British military chiefs handed a prisoner to the Americans in "questionable circumstances" following the 2003 allied invasion of Iraq and "appear to have sold the pass" which might have allowed them to protect him, one of the UK's most senior judges said today.
United States' authorities had "in suitably diplomatic language" declined to return Pakistani Yunus Rahmatullah - who has been held without trial for eight years - so that he could be released, said The Master of the Rolls, Lord Neuberger.
The judge was speaking after British human rights lawyers' attempts to free 29-year-old Rahmatullah ended in disappointment.
London-based legal charity Reprieve, and a law firm, won a legal argument last year when they used a piece of ancient English common law to persuade the Court of Appeal in London to order the release of Rahmatullah.
Reprieve and law firm Leigh Day & Co asked appeal judges to order Rahmatullah's release by granting "habeas corpus" relief - a procedure which requires a court to examine the legality of a detention.
Lawyers, who took instructions from one of Rahmatullah's relatives, said he was being held without trial by US forces at Bagram air base in Afghanistan but remained under UK control as part of a "memorandum of understanding" with the Americans.
They said Rahmatullah had been captured by British troops then handed to the Americans - and successfully argued that the UK Government had the power to ask US authorities to free him.
But earlier this week, appeal judges cancelled the release order they made in December after the Foreign Office said American authorities were not going to "play ball" and British ministers had "reached the end of the road".
And Lord Neuberger, who heard the appeal with Lord Justice Maurice Kay and Lord Justice Sullivan, today explained why judges had decided to discharge the habeas corpus writ they had issued.
"The melancholy truth is that the events since we handed down judgment appear to establish that when the UK defence forces handed over (Rahmatullah) to the US authorities in questionable circumstances in 2004 they most unfortunately appear to have sold the pass with regard to their ability to protect him in the future," said Lord Neuberger, the second most senior judge in England and Wales, in a written ruling.
"That does not mean that the issue of the writ of habeas corpus was a pointless exercise in this case: it performed its minimum function of requiring the UK Government to account for its responsibility for (Rahmatullah's) detention and to attempt to get him released.
"This case is an illustration of the court performing perhaps its most vital role, namely to ensure that the executive complies, as far as it can, with its legal duties to individuals, in particularly when they are detained."

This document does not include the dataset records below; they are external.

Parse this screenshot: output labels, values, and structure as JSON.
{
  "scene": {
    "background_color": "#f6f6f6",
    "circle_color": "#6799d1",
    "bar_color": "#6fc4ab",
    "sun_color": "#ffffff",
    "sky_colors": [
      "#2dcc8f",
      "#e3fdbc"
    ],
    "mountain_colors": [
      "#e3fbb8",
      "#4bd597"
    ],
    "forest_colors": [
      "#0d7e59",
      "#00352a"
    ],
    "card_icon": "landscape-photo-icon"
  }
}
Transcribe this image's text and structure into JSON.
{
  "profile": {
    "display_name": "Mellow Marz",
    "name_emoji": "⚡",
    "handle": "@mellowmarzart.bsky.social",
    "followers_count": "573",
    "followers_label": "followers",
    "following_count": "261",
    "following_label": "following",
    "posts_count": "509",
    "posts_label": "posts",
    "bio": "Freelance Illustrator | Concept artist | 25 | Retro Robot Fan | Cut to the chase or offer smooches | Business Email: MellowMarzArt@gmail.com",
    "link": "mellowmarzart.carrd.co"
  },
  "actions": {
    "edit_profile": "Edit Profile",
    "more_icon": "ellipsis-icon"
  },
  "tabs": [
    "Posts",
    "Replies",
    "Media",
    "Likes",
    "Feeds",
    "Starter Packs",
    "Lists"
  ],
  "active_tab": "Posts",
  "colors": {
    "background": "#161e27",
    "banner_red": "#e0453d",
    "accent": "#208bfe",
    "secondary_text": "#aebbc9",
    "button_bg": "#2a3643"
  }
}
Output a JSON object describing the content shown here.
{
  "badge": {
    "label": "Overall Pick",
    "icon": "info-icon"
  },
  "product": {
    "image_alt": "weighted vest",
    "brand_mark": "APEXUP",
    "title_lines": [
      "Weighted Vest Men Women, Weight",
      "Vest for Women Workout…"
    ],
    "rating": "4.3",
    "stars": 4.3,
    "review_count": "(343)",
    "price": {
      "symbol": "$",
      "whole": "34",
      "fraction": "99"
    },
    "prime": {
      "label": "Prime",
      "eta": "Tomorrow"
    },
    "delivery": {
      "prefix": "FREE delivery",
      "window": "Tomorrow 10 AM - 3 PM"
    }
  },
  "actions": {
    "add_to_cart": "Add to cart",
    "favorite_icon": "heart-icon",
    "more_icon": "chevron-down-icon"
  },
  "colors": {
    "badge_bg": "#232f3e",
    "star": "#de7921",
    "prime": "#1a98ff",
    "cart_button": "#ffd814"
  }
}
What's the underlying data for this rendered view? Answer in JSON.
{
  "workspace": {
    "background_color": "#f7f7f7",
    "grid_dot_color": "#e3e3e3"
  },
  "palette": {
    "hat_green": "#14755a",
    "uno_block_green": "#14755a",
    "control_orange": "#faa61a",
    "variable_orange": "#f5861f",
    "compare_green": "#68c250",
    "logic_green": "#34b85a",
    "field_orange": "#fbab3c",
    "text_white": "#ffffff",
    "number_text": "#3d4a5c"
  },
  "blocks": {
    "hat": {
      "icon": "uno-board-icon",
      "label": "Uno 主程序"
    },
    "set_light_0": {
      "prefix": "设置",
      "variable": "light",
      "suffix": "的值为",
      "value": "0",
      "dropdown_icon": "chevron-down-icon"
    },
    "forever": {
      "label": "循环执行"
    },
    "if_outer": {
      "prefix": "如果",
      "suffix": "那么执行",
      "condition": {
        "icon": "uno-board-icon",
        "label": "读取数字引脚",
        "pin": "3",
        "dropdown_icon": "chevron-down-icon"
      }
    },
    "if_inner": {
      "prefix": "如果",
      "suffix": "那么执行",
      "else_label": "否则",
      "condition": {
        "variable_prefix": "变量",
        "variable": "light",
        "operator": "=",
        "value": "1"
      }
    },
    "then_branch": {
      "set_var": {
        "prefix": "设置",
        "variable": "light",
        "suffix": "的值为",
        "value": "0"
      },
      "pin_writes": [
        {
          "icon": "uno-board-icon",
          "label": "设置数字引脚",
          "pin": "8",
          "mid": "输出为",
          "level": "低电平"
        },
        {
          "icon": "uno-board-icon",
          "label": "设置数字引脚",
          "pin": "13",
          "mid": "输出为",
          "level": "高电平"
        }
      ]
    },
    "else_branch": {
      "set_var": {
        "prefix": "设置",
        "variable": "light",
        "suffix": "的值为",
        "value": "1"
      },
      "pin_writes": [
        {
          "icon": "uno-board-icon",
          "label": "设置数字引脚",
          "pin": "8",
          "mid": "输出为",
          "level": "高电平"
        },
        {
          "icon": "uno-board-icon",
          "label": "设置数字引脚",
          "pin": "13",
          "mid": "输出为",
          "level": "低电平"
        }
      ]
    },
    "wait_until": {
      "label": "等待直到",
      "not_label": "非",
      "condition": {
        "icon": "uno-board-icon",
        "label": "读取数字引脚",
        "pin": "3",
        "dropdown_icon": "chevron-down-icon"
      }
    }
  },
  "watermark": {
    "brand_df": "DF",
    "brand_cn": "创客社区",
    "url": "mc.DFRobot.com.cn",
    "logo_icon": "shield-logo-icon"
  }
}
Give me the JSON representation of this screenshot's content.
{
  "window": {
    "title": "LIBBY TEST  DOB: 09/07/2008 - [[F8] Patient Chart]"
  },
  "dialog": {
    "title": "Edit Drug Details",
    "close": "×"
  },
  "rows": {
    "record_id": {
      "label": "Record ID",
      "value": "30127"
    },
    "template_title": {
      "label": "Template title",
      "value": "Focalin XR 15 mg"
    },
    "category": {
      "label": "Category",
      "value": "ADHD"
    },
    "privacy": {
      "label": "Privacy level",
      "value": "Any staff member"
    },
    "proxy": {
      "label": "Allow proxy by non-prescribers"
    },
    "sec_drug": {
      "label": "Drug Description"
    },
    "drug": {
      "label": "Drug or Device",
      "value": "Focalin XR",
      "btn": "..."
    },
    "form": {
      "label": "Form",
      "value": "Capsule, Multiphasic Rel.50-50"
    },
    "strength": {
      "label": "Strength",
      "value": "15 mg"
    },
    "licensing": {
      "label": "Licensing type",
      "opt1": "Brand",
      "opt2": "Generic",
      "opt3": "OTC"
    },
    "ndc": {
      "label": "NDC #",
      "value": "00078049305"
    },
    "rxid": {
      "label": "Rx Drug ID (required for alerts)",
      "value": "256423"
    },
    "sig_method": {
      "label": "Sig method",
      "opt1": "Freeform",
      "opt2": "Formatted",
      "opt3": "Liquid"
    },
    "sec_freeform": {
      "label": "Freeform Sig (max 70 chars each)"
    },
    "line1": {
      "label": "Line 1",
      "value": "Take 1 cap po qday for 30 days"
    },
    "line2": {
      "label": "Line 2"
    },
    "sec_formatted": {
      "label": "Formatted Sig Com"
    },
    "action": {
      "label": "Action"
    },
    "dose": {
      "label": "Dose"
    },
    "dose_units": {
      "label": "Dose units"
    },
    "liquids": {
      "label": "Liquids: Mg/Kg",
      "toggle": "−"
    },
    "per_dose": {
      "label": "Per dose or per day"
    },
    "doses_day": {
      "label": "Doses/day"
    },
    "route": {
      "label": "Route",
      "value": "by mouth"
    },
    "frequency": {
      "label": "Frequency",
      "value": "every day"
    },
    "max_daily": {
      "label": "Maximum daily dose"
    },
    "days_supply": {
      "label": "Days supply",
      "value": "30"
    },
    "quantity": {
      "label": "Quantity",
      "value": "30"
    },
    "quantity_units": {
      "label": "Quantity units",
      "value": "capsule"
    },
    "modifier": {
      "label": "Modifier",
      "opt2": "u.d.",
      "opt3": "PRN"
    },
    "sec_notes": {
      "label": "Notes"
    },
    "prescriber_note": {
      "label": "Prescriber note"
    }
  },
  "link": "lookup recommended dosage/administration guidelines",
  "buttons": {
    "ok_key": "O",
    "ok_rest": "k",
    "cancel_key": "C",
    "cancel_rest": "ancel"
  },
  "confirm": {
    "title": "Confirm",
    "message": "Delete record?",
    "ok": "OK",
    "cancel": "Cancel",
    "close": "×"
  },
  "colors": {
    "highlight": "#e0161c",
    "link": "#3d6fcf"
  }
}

Lord Neuberger said the court could not reach "beyond its jurisdiction" and that did not "extend to the US military authorities in Afghanistan".
He said Foreign Office and defence ministers had made "sufficient" efforts.
Lord Justice Maurice Kay added: "In the circumstances, there is nothing more that we can do."
The US defence department told British ministers that the American government felt that Rahmatullah was being "properly detained ... consistent with the international law of armed conflict", said Lord Neuberger.
And the Foreign Office told judges that America "in suitably diplomatic language" had "effectively declined" the request for Rahmatullah's transfer into British custody, he added.
Earlier this week, Reprieve's executive director Clare Algar said the Government had "squandered" an opportunity to "right the wrongs of the past".
She said: "British ministers clearly made no great effort to secure the release of Mr Rahmatullah. But it has to be asked how anyone can claim the existence of a 'special relationship' when the US does not even seem prepared to raise a finger..."
Reprieve said Rahmatullah - who, judges were told, denied belonging to any terrorist organisation but admitted going to Iraq "for jihad" - was reported to be in "catastrophic physical shape".
Rahmatullah's cousin Munir Ahmed said, in a statement issued by Reprieve: "After eight years of misery, the British court finally gave us some hope when they tried to free Yunus. So we are bitterly disappointed that he is still in Bagram.
"We still believe the British Government can get Yunus back home to his family, and we desperately hope they keep trying to help us. I would just like the British to say to the US: Yunus is cleared for release, so why can't he go home?"